carl brookins said...

small but important error. My tenure on the MWMWA board ended last year, rather than began. sorry 'bout that.

Bev Myers said...

Red Keds--I always like that in a sleuth.

carl brookins said...

thank you! I saw a play the other night (American Family) and the kid in the cast was wearing red Keds!

Jenny Milchman said...

REUNION sounds great, and Carl, I love reading about the Minnesota Crime Wave. Minnesota was one of our favorite states when we drove cross-country. I have this secret hope you guys might be touring (or maybe willing to come out all together?) when we are back that way again!

carl brookins said...
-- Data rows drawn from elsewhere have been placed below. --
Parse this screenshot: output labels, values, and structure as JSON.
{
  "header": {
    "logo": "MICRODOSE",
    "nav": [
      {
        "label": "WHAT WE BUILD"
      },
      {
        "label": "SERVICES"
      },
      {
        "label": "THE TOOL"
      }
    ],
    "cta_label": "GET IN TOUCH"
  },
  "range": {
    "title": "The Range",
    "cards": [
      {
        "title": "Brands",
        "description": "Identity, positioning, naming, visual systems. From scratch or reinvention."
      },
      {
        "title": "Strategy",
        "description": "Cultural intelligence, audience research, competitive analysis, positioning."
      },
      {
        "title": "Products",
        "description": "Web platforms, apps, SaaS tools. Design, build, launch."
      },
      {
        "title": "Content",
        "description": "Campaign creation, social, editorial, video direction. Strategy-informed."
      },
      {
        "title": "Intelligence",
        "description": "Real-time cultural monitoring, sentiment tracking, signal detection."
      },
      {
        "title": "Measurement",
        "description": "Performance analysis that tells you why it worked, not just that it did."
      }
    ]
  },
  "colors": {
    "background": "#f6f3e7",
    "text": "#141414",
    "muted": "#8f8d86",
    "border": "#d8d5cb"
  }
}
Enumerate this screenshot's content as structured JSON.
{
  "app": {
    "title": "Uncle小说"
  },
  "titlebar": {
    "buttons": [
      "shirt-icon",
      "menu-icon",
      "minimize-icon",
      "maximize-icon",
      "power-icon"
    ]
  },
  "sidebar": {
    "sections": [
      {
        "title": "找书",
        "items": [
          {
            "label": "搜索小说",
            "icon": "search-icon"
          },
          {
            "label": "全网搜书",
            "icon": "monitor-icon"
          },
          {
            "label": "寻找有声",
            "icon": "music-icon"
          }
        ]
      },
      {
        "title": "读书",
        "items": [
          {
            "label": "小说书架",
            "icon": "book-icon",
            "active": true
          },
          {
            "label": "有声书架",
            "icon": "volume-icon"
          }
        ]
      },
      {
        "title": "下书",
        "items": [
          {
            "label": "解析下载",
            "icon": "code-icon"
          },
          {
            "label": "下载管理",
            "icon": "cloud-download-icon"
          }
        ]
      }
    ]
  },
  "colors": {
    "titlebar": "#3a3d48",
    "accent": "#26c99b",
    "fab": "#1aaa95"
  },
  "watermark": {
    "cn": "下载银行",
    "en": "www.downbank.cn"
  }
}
Thanks, Jenny (and I'm sure Minnesota is pleased) You can never tell for sure where and when the Crime wave will appear. Fairfax (MN?)
Moorhead? Spring Green, WI? We love libraries.